By: Mike Chen
Please note that since each episode of Batman: The Telltale Series features the same graphics engine and control setup, those elements will not be repeated in our reviews for the final four episodes. To read our complete thoughts on that, refer to our review of Realm of Shadows.
Children of Arkham, the second episode of Batman: The Telltale Series picks up shortly where the first one ended — with the startling revelation that the altruistic Wayne family might have had some dirty dealings in their closet. That’s not all that happened in the inaugural episode; Telltale essentially took the established Batman canon and tossed it into a blender.
Yes, Catwoman‘s here, but she’s dating Harvey Dent. Yes, Oswald Cobblepot‘s around, but he was Bruce‘s childhood buddy and now looks more like the young version from TV’s Gotham than the traditional Penguin we know. And Martha and Thomas Wayne? Yeah…
Children of Arkham takes this effective but somewhat disjointed starting point and runs with it. Like most Telltale games, the fun is in the narrative. This story hops around quite a bit, going into requisite Batman territory with the Wayne family murder while opening a new subplot about a drug wave invading Gotham.
Unfortunately, the main plot is shoved to the side somewhat with the arrival of a new psychotic drug, though on the positive, there’s plenty of interplay between Bruce and Selina (welcome in any Batman iteration) and some more of that cool “plan Batman’s invasion” that we got in the first episode.
From a story perspective, there’s a choice of significant consequence at the end of the episode — which, it should be noted, feels shorter and more streamlined than the first — and unless Telltale pulls a reset on us, that decision will impact the series’ three remaining installments.
So, while technical issues still happen, including clipping and frame rate, this is an enjoyable take on the Bat-universe and continued stellar performances from some of the best voice actors around.

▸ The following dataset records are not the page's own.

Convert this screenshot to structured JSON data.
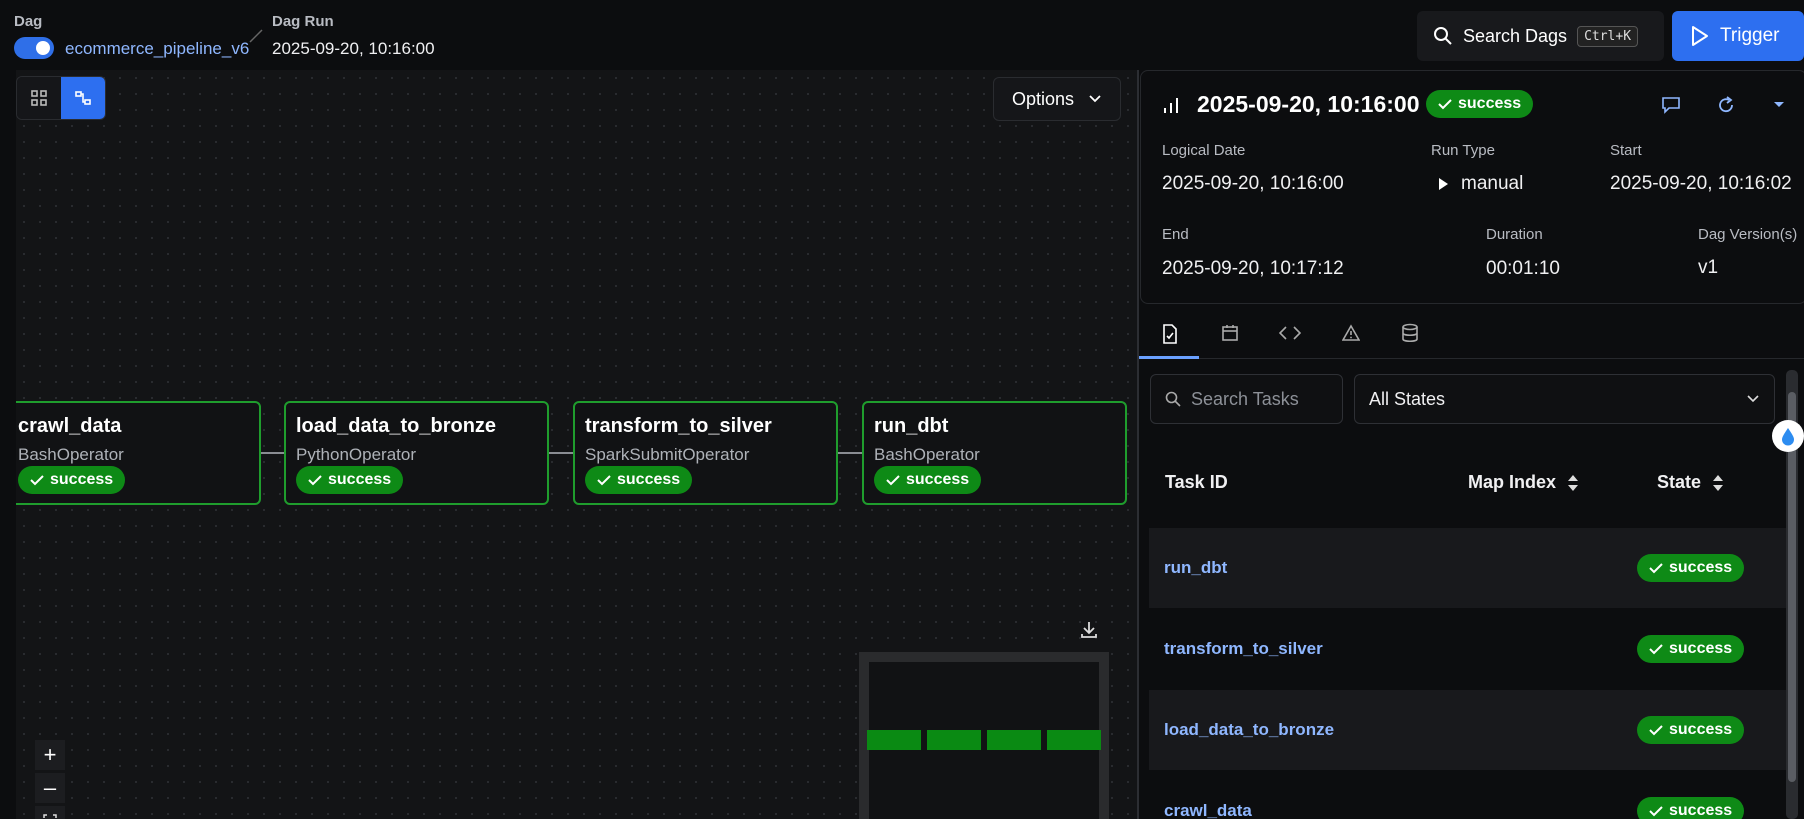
{
  "header": {
    "dag_label": "Dag",
    "dag_name": "ecommerce_pipeline_v6",
    "run_label": "Dag Run",
    "run_value": "2025-09-20, 10:16:00",
    "search_label": "Search Dags",
    "search_shortcut": "Ctrl+K",
    "trigger_label": "Trigger"
  },
  "graph": {
    "options_label": "Options",
    "nodes": [
      {
        "name": "crawl_data",
        "operator": "BashOperator",
        "state": "success"
      },
      {
        "name": "load_data_to_bronze",
        "operator": "PythonOperator",
        "state": "success"
      },
      {
        "name": "transform_to_silver",
        "operator": "SparkSubmitOperator",
        "state": "success"
      },
      {
        "name": "run_dbt",
        "operator": "BashOperator",
        "state": "success"
      }
    ],
    "zoom_in": "+",
    "zoom_out": "–"
  },
  "run": {
    "title": "2025-09-20, 10:16:00",
    "state": "success",
    "logical_date_label": "Logical Date",
    "logical_date": "2025-09-20, 10:16:00",
    "run_type_label": "Run Type",
    "run_type": "manual",
    "start_label": "Start",
    "start": "2025-09-20, 10:16:02",
    "end_label": "End",
    "end": "2025-09-20, 10:17:12",
    "duration_label": "Duration",
    "duration": "00:01:10",
    "version_label": "Dag Version(s)",
    "version": "v1"
  },
  "tasks": {
    "search_placeholder": "Search Tasks",
    "state_filter": "All States",
    "columns": {
      "task_id": "Task ID",
      "map_index": "Map Index",
      "state": "State"
    },
    "rows": [
      {
        "task_id": "run_dbt",
        "state": "success"
      },
      {
        "task_id": "transform_to_silver",
        "state": "success"
      },
      {
        "task_id": "load_data_to_bronze",
        "state": "success"
      },
      {
        "task_id": "crawl_data",
        "state": "success"
      }
    ]
  },
  "colors": {
    "accent": "#2d6ff0",
    "success": "#0e8a16",
    "node_border": "#1f9d2d",
    "link": "#8fb7ff"
  }
}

Children of Arkham jumps freely around the Batman mythology for an involving, sometimes dizzying episode; one that succeeds despite a number of technical problems that slipped through the cracks.